Five Saturdays Until Kickoff

We’re just weeks away from the start of the season! Be there for every big play of 2021. Season tickets are on sale now starting at 2 easy payments of only $95 per ticket.

Buy Season Tickets Now

Buy Individual Game Tickets Now

But Taylor understands that his impeccable high school resume – one that included him notching 51 tackles, 23 tackles for loss, five sacks, three forced fumbles, six defended passes, an interception and a blocked kick in seven games last fall – is behind him.

One particular session with head strength and conditioning coach David Feeley drove that home pretty quickly.

“The day we had to run 40 110-[sprints], that’s when I knew college was different,” Taylor said. “That kind of showed me how serious it was. You either do it or you don’t need to be here. You just push through and make your time or you’re going to be running them every Friday until you do.”

But as tough as the adjustment from high school to college may be, Smith is determined to press on, taking with him the lesson his mother imparted on him during that very first game.

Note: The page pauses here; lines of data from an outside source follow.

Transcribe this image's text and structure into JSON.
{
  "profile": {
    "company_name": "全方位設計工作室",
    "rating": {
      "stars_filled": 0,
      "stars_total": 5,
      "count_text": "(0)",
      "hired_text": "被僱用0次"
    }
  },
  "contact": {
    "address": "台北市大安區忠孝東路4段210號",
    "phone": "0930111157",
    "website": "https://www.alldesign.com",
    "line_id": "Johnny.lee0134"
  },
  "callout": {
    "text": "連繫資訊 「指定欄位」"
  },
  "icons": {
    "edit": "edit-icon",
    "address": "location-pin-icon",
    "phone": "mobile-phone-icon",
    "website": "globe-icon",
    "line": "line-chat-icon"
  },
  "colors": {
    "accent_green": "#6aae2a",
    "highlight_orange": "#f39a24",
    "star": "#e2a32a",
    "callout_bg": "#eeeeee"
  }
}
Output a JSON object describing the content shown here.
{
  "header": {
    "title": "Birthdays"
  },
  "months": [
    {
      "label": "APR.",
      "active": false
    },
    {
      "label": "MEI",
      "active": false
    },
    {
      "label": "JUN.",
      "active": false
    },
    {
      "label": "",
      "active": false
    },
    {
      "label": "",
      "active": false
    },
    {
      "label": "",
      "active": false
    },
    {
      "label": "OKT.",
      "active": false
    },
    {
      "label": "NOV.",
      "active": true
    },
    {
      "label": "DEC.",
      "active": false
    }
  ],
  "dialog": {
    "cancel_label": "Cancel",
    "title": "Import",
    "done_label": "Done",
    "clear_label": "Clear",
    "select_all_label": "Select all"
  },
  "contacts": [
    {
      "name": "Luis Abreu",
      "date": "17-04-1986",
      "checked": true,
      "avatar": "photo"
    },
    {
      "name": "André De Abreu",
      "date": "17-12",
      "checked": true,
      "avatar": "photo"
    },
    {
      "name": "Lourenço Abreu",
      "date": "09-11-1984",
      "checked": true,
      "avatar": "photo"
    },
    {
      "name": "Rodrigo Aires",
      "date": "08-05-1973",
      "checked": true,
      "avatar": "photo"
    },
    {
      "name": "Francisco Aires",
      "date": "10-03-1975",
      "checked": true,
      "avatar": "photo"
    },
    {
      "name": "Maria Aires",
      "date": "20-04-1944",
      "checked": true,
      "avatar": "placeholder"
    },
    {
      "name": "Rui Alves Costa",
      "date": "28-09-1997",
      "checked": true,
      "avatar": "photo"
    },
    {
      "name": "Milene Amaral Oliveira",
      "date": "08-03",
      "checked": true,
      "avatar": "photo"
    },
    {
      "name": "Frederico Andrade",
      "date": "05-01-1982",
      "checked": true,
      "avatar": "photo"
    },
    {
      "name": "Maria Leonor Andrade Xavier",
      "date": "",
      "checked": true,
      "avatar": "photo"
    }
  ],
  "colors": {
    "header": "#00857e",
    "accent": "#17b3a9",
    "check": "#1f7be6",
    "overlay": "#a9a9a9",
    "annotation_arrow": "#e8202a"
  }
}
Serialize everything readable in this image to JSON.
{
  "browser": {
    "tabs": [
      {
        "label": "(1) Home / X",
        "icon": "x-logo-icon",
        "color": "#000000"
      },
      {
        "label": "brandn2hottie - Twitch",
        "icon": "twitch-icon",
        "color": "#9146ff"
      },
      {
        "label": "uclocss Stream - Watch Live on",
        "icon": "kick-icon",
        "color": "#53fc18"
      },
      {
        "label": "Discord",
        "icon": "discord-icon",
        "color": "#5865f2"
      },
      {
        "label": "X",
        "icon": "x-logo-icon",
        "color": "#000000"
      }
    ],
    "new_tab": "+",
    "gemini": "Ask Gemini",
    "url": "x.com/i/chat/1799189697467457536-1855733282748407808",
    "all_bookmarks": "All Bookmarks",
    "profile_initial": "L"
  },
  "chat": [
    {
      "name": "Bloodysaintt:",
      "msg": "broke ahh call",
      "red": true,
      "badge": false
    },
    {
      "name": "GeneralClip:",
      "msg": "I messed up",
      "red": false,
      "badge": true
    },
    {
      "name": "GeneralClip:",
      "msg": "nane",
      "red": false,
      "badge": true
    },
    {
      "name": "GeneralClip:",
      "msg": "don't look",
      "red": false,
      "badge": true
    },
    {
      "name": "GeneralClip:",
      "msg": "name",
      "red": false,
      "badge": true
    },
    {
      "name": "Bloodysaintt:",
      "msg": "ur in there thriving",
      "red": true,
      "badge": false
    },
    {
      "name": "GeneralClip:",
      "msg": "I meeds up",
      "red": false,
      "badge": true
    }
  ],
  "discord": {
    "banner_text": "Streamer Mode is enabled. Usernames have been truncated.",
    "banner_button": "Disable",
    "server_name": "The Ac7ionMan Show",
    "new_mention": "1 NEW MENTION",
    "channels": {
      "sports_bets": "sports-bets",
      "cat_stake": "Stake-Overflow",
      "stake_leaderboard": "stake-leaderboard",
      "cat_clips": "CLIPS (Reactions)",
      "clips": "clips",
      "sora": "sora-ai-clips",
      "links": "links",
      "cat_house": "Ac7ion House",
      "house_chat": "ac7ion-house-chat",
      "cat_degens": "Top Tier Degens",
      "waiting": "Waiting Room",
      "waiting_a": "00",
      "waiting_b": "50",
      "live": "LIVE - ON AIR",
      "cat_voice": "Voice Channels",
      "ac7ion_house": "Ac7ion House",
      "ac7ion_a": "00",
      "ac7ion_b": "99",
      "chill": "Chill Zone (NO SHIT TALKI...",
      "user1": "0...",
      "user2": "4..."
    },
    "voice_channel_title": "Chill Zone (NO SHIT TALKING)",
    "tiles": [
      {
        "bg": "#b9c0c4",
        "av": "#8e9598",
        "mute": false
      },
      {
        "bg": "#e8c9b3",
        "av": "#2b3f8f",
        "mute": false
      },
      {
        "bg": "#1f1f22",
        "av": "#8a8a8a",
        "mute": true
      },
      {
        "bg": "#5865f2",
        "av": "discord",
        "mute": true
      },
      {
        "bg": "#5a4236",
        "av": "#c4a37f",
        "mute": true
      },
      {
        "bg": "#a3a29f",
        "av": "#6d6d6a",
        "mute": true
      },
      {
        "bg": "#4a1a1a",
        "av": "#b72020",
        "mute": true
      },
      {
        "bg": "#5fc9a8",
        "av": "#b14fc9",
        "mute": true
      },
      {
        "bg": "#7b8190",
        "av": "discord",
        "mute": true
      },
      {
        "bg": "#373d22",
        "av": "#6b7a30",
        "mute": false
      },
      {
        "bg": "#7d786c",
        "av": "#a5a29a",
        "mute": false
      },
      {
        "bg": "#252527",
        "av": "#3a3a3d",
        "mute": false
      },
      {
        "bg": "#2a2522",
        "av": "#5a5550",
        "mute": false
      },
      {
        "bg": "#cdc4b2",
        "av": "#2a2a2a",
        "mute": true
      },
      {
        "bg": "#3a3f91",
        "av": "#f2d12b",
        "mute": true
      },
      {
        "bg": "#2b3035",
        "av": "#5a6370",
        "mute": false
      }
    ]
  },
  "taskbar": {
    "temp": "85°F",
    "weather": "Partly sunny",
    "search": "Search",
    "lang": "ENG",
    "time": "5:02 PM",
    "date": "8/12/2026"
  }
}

His goal, he’ll tell you quite simply, is to make sure he earns his degree and Smith and his family are taken care of for years.

“My biggest motivation is my mom,” Taylor says. “I want to give her the dream she always wanted.”

And his new coach says if that determined mindset continues, Taylor has every opportunity to both add to Miami’s rich defensive line tradition and play at the next level.

“Historically, line play is the toughest place to jump in there and make an impact early. It’s just different people in there than what you’ve been going up against in high school,” Diaz said. “Leonard, like everybody else in our program, needs to learn to play with great effort, show great toughness and soak up everything [defensive line coach] Jess Simpson teaches him. If he does that, his natural talent will shine. It will come through and the player that we all expect to see will come out.

“Guys that are highly recruited, a lot of times, there can be sort of an added pressure or added expectations hanging over their head. It’s important for us [as coaches] that we don’t see recruiting rankings above a young man’s head. We see the player. Now our job is to develop them and their job is to fall in love with constant improvement. Every day, wherever you are, be a better version the next day. I think if LT does that, the sky’s the limit.”

Smith, for her part, feels confident her son will continue to build on his success. More than once during his childhood, she’s seen him respond to challenges on and off the field. And his determination has always helped – even if sometimes, he’s needed a pep talk to get there.

“You’ve got to keep going. You never quit. I tell him that about everything. You never quit no matter what people may think or what they may say,” Smith said. “You’ve got to keep going. It’s your life. And he’s been hitting everybody ever since.”

For Taylor now, the opportunity to bring that determination and hard-hitting ability to his hometown program is extremely personal.

He wants to continue making his mother proud. He wants to set an example for his two younger brothers, 17-year-old Markail and 15-year-old Lamarcuse.

And he wants to continue to be the best he can be on and off the field for his community.

Like many of his teammates, Taylor has been a fixture at several community outreach events since arriving on campus. He’s laughed and played football with children in local afterschool programs and summer camps. And he was especially honored to walk beside his teammates, coaches, community activists and law enforcement officers during a peace march to raise awareness about the need to curb violence across South Florida.

All of that, he knows, is part of the responsibility that comes with being a Hurricane.

“It feels good to walk around with The U on my chest, to bring smiles to everyone’s faces, to let them know they’re not alone,” Taylor said. “Being with all the kids, it’s fun to play with them and seeing them run around and laugh and all that…and on the field, I want us to be able to come together as one to help win games and make the city of Miami know that we’re back again.”